Job Applications and Labour Market Flows

Staff Working Paper 2021-49 Serdar Birinci, Kurt See, Shu Lin Wee
Although the number of job applications has risen, job-finding rates remain relatively unchanged while job-separation rates have significantly declined. Rather than raising the probability of finding a job, we find that a rise in applications raises the probability of finding a good match, as evidenced by the decline in separation rates.
Content Type(s): Staff research, Staff working papers Topic(s): Labour markets, Productivity JEL Code(s): E, E2, E24, J, J6, J63, J64

Canadian job postings in digital sectors during COVID-19

Staff Analytical Note 2021-18 Alejandra Bellatin, Gabriela Galassi
Digital technologies have helped maintain economic activity while allowing people to remain physically distant throughout the COVID-19 crisis. This note shows that the number of online postings for jobs related to the production of digital technologies in Canada decreased less than the number for other jobs and recovered more quickly after lockdowns were lifted.

Four Decades of Canadian Earnings Inequality and Dynamics Across Workers and Firms

We use four decades of Canadian matched employer-employee data to explore how inequality and the dynamics of individual earnings have evolved over time in Canada. We also examine how the earnings growth of individuals is related to the growth of their employers.

The State of Labour Market Churn in Canada

Staff Analytical Note 2019-4 Olena Kostyshyna, Corinne Luu
The literature highlights that labour market churn, including job-to-job transitions, is a key element of wage growth.
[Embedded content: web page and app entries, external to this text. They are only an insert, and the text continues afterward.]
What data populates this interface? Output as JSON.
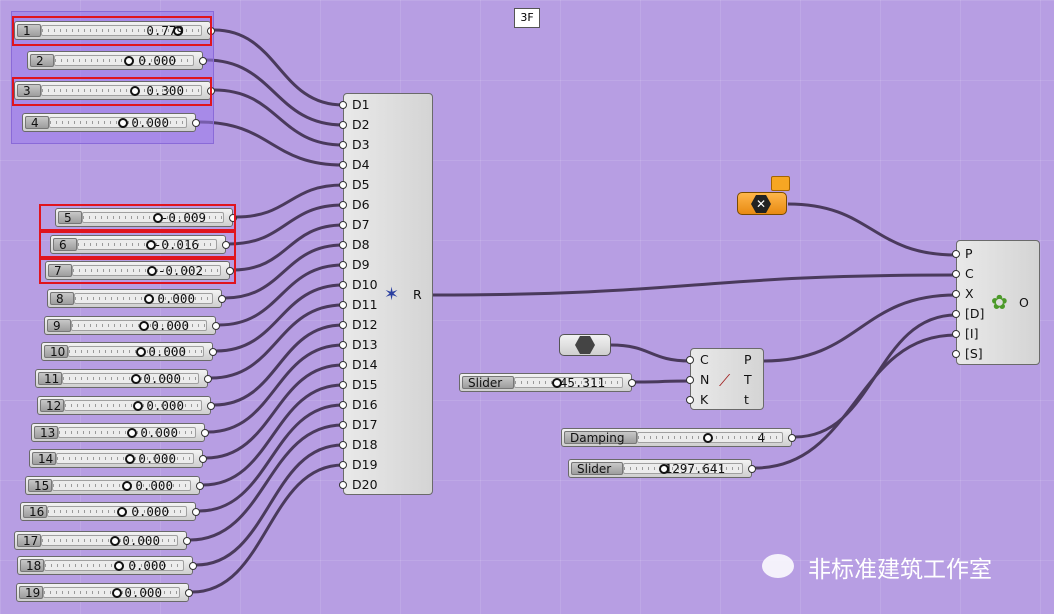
{
  "group_label": "3F",
  "sliders": [
    {
      "id": "1",
      "value": "0.779",
      "knob": 0.82
    },
    {
      "id": "2",
      "value": "0.000",
      "knob": 0.5
    },
    {
      "id": "3",
      "value": "0.300",
      "knob": 0.55
    },
    {
      "id": "4",
      "value": "0.000",
      "knob": 0.5
    },
    {
      "id": "5",
      "value": "-0.009",
      "knob": 0.5
    },
    {
      "id": "6",
      "value": "-0.016",
      "knob": 0.49
    },
    {
      "id": "7",
      "value": "-0.002",
      "knob": 0.5
    },
    {
      "id": "8",
      "value": "0.000",
      "knob": 0.5
    },
    {
      "id": "9",
      "value": "0.000",
      "knob": 0.5
    },
    {
      "id": "10",
      "value": "0.000",
      "knob": 0.5
    },
    {
      "id": "11",
      "value": "0.000",
      "knob": 0.5
    },
    {
      "id": "12",
      "value": "0.000",
      "knob": 0.5
    },
    {
      "id": "13",
      "value": "0.000",
      "knob": 0.5
    },
    {
      "id": "14",
      "value": "0.000",
      "knob": 0.5
    },
    {
      "id": "15",
      "value": "0.000",
      "knob": 0.5
    },
    {
      "id": "16",
      "value": "0.000",
      "knob": 0.5
    },
    {
      "id": "17",
      "value": "0.000",
      "knob": 0.5
    },
    {
      "id": "18",
      "value": "0.000",
      "knob": 0.5
    },
    {
      "id": "19",
      "value": "0.000",
      "knob": 0.5
    }
  ],
  "merge_component": {
    "inputs": [
      "D1",
      "D2",
      "D3",
      "D4",
      "D5",
      "D6",
      "D7",
      "D8",
      "D9",
      "D10",
      "D11",
      "D12",
      "D13",
      "D14",
      "D15",
      "D16",
      "D17",
      "D18",
      "D19",
      "D20"
    ],
    "output": "R"
  },
  "curve_component": {
    "inputs": [
      "C",
      "N",
      "K"
    ],
    "outputs": [
      "P",
      "T",
      "t"
    ]
  },
  "solver_component": {
    "inputs": [
      "P",
      "C",
      "X",
      "[D]",
      "[I]",
      "[S]"
    ],
    "output": "O"
  },
  "extra_sliders": [
    {
      "label": "Slider",
      "value": "45.311",
      "knob": 0.35
    },
    {
      "label": "Damping",
      "value": "4",
      "knob": 0.45
    },
    {
      "label": "Slider",
      "value": "1297.641",
      "knob": 0.3
    }
  ],
  "watermark": "非标准建筑工作室",
  "colors": {
    "canvas": "#b79ee3",
    "highlight": "#e0141e",
    "wire": "#4a3a5c",
    "toggle": "#f29b2a"
  }
}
Using microdata from the Labour Force Survey, we compute measures of labour market churn and compare these with pre-crisis averages to assess implications for wage growth.